Aim of the exercise → Identify all lines in the data containing the string "this". Copy them out.

Record extracts →
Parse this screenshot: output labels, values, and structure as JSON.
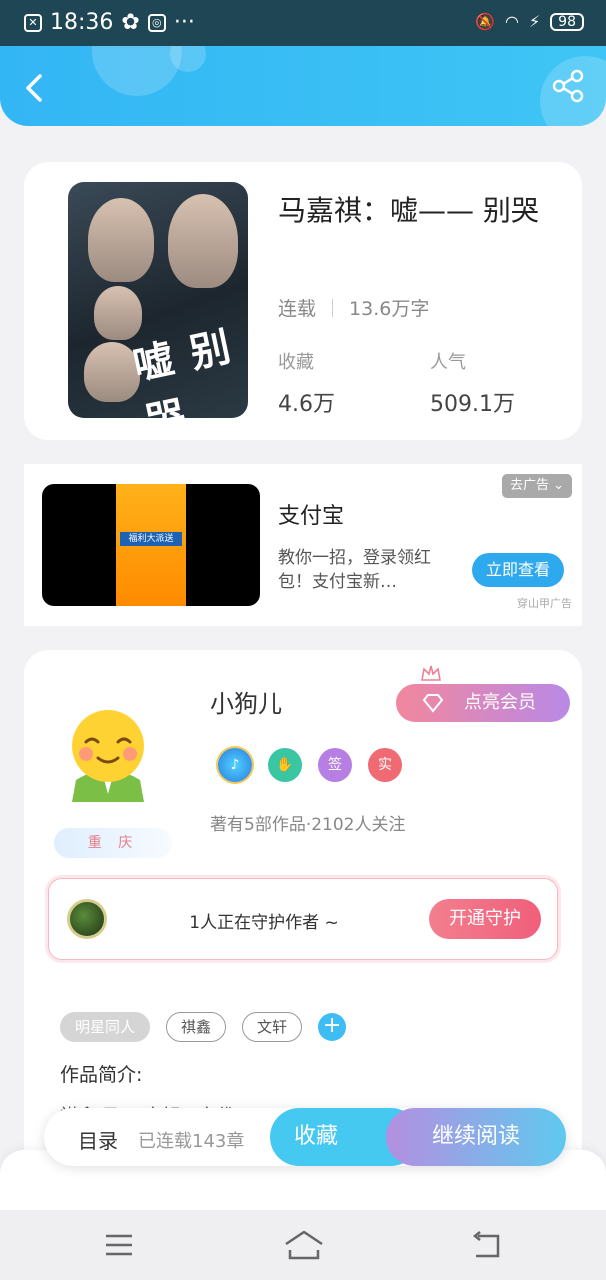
{
  "status_bar": {
    "time": "18:36",
    "dots": "···",
    "battery": "98"
  },
  "book": {
    "title": "马嘉祺：嘘—— 别哭",
    "status": "连载",
    "word_count": "13.6万字",
    "favorites_label": "收藏",
    "favorites_value": "4.6万",
    "popularity_label": "人气",
    "popularity_value": "509.1万",
    "cover_title": "嘘 别哭"
  },
  "ad": {
    "remove_label": "去广告",
    "title": "支付宝",
    "description": "教你一招，登录领红包！支付宝新…",
    "cta": "立即查看",
    "source": "穿山甲广告",
    "poster_text": "福利大派送"
  },
  "author": {
    "name": "小狗儿",
    "location": "重 庆",
    "vip_button": "点亮会员",
    "badges": [
      "签",
      "实"
    ],
    "stats": "著有5部作品·2102人关注",
    "guard_text": "1人正在守护作者 ~",
    "guard_button": "开通守护",
    "tags": [
      "明星同人",
      "祺鑫",
      "文轩"
    ],
    "intro_label": "作品简介:",
    "intro_text": "祺鑫/马丁/文轩下文代"
  },
  "bottom_bar": {
    "toc": "目录",
    "chapters": "已连载143章",
    "collect": "收藏",
    "continue": "继续阅读"
  },
  "colors": {
    "header": "#33b6f4",
    "accent_blue": "#2fa9ee",
    "guard_pink": "#f05f7a"
  }
}
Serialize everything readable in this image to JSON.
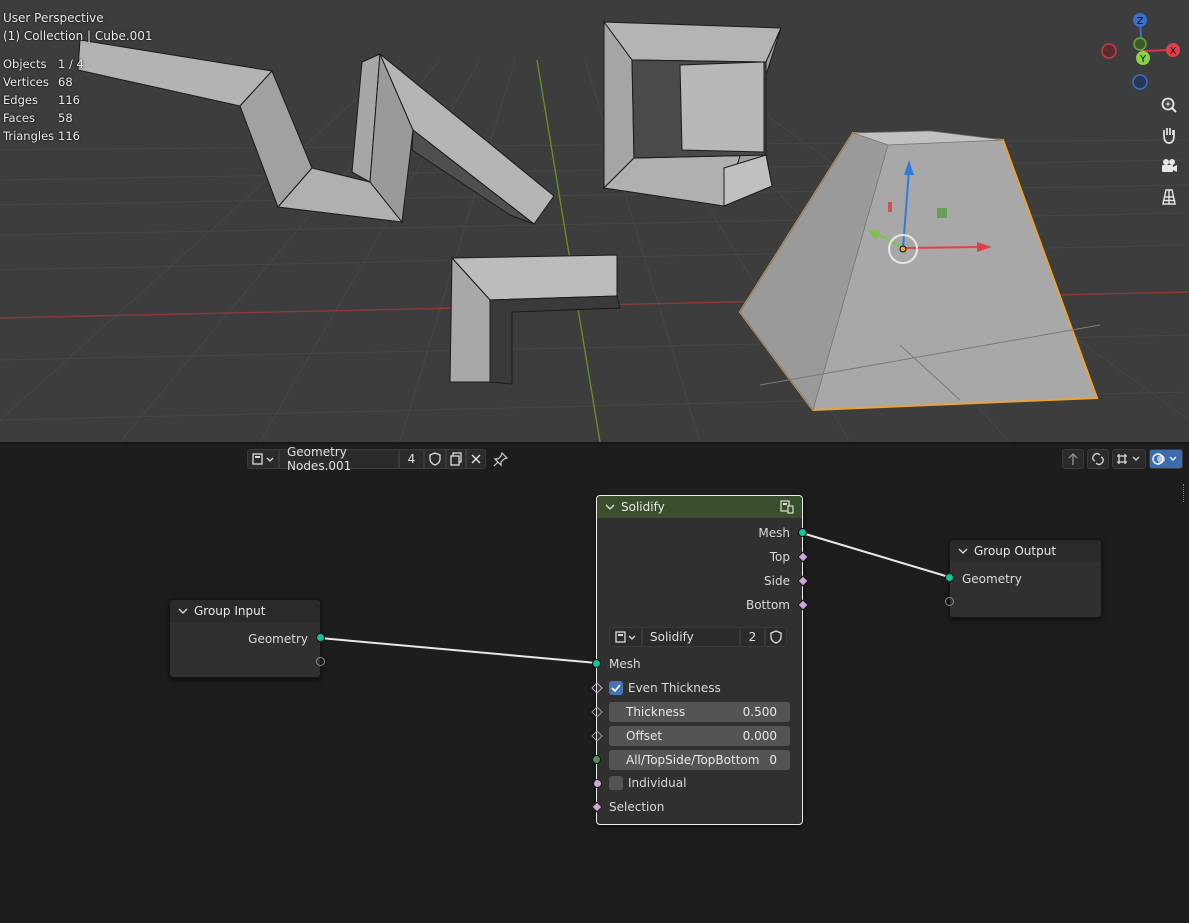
{
  "viewport": {
    "perspective": "User Perspective",
    "collection": "(1) Collection | Cube.001",
    "stats": [
      {
        "label": "Objects",
        "value": "1 / 4"
      },
      {
        "label": "Vertices",
        "value": "68"
      },
      {
        "label": "Edges",
        "value": "116"
      },
      {
        "label": "Faces",
        "value": "58"
      },
      {
        "label": "Triangles",
        "value": "116"
      }
    ],
    "gizmo": {
      "z": "Z",
      "y": "Y",
      "x": "X"
    },
    "nav_icons": [
      "zoom-icon",
      "hand-icon",
      "camera-icon",
      "grid-icon"
    ]
  },
  "editor": {
    "tree_name": "Geometry Nodes.001",
    "users": "4",
    "header_icons": [
      "node-tree-icon",
      "fake-user-shield-icon",
      "duplicate-icon",
      "close-icon",
      "pin-icon",
      "parent-arrow-icon",
      "link-icon",
      "snap-icon",
      "overlay-icon"
    ]
  },
  "nodes": {
    "group_input": {
      "title": "Group Input",
      "out_geometry": "Geometry"
    },
    "solidify": {
      "title": "Solidify",
      "outputs": [
        "Mesh",
        "Top",
        "Side",
        "Bottom"
      ],
      "subtree": "Solidify",
      "subtree_users": "2",
      "in_mesh": "Mesh",
      "even_thickness": "Even Thickness",
      "even_checked": true,
      "thickness_label": "Thickness",
      "thickness_value": "0.500",
      "offset_label": "Offset",
      "offset_value": "0.000",
      "mode_label": "All/TopSide/TopBottom",
      "mode_value": "0",
      "individual": "Individual",
      "individual_checked": false,
      "selection": "Selection"
    },
    "group_output": {
      "title": "Group Output",
      "in_geometry": "Geometry"
    }
  },
  "colors": {
    "selection_orange": "#e8a33c",
    "solidify_header": "#3c4f2c",
    "geometry_socket": "#16c49a",
    "bool_socket": "#cca6d6"
  }
}
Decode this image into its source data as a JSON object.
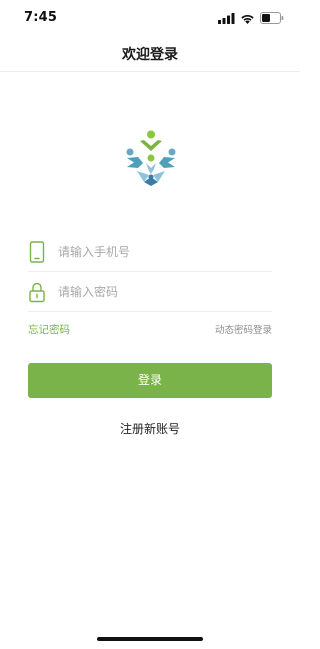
{
  "status_bar": {
    "time": "7:45",
    "icons": [
      "signal-icon",
      "wifi-icon",
      "battery-icon"
    ]
  },
  "nav": {
    "title": "欢迎登录"
  },
  "logo": {
    "icon": "app-logo-icon",
    "colors": {
      "green": "#8cc63f",
      "teal": "#4f9fb8",
      "blue": "#3a7ca8",
      "light_blue": "#8fc3d9"
    }
  },
  "form": {
    "phone": {
      "icon": "phone-icon",
      "placeholder": "请输入手机号",
      "value": ""
    },
    "password": {
      "icon": "lock-icon",
      "placeholder": "请输入密码",
      "value": ""
    }
  },
  "links": {
    "forgot_password": "忘记密码",
    "dynamic_login": "动态密码登录",
    "register": "注册新账号"
  },
  "login_button": {
    "label": "登录"
  },
  "colors": {
    "accent": "#7ab34a",
    "placeholder": "#a8a8a8",
    "secondary_text": "#8c8c8c"
  }
}
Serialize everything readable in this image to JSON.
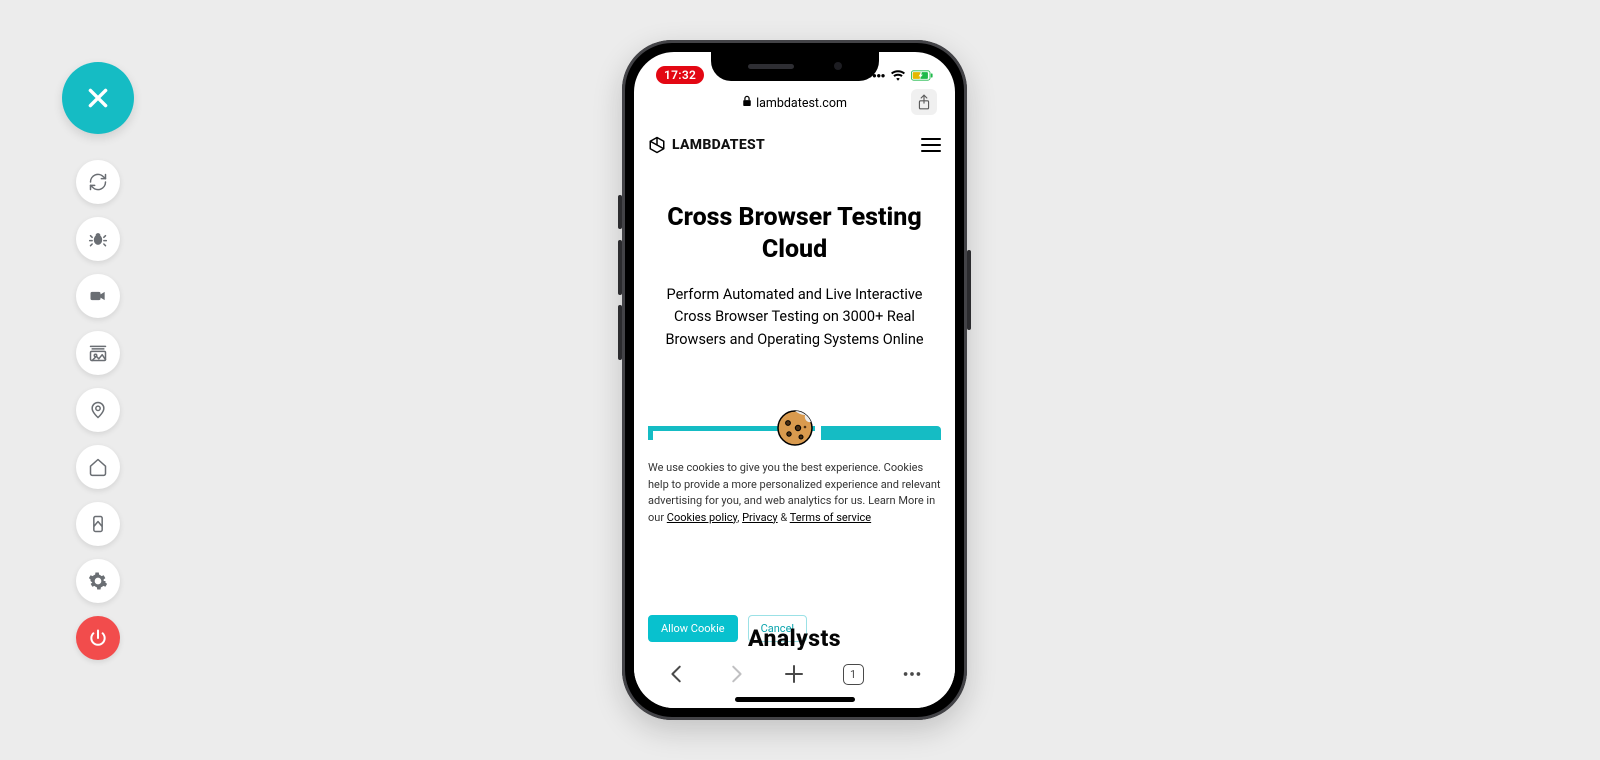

Answer area →
Parse this screenshot: output labels, values, and structure as JSON.
Serialize everything readable in this image to JSON.
Decode this image into its source data as a JSON object.
Serialize everything readable in this image to JSON.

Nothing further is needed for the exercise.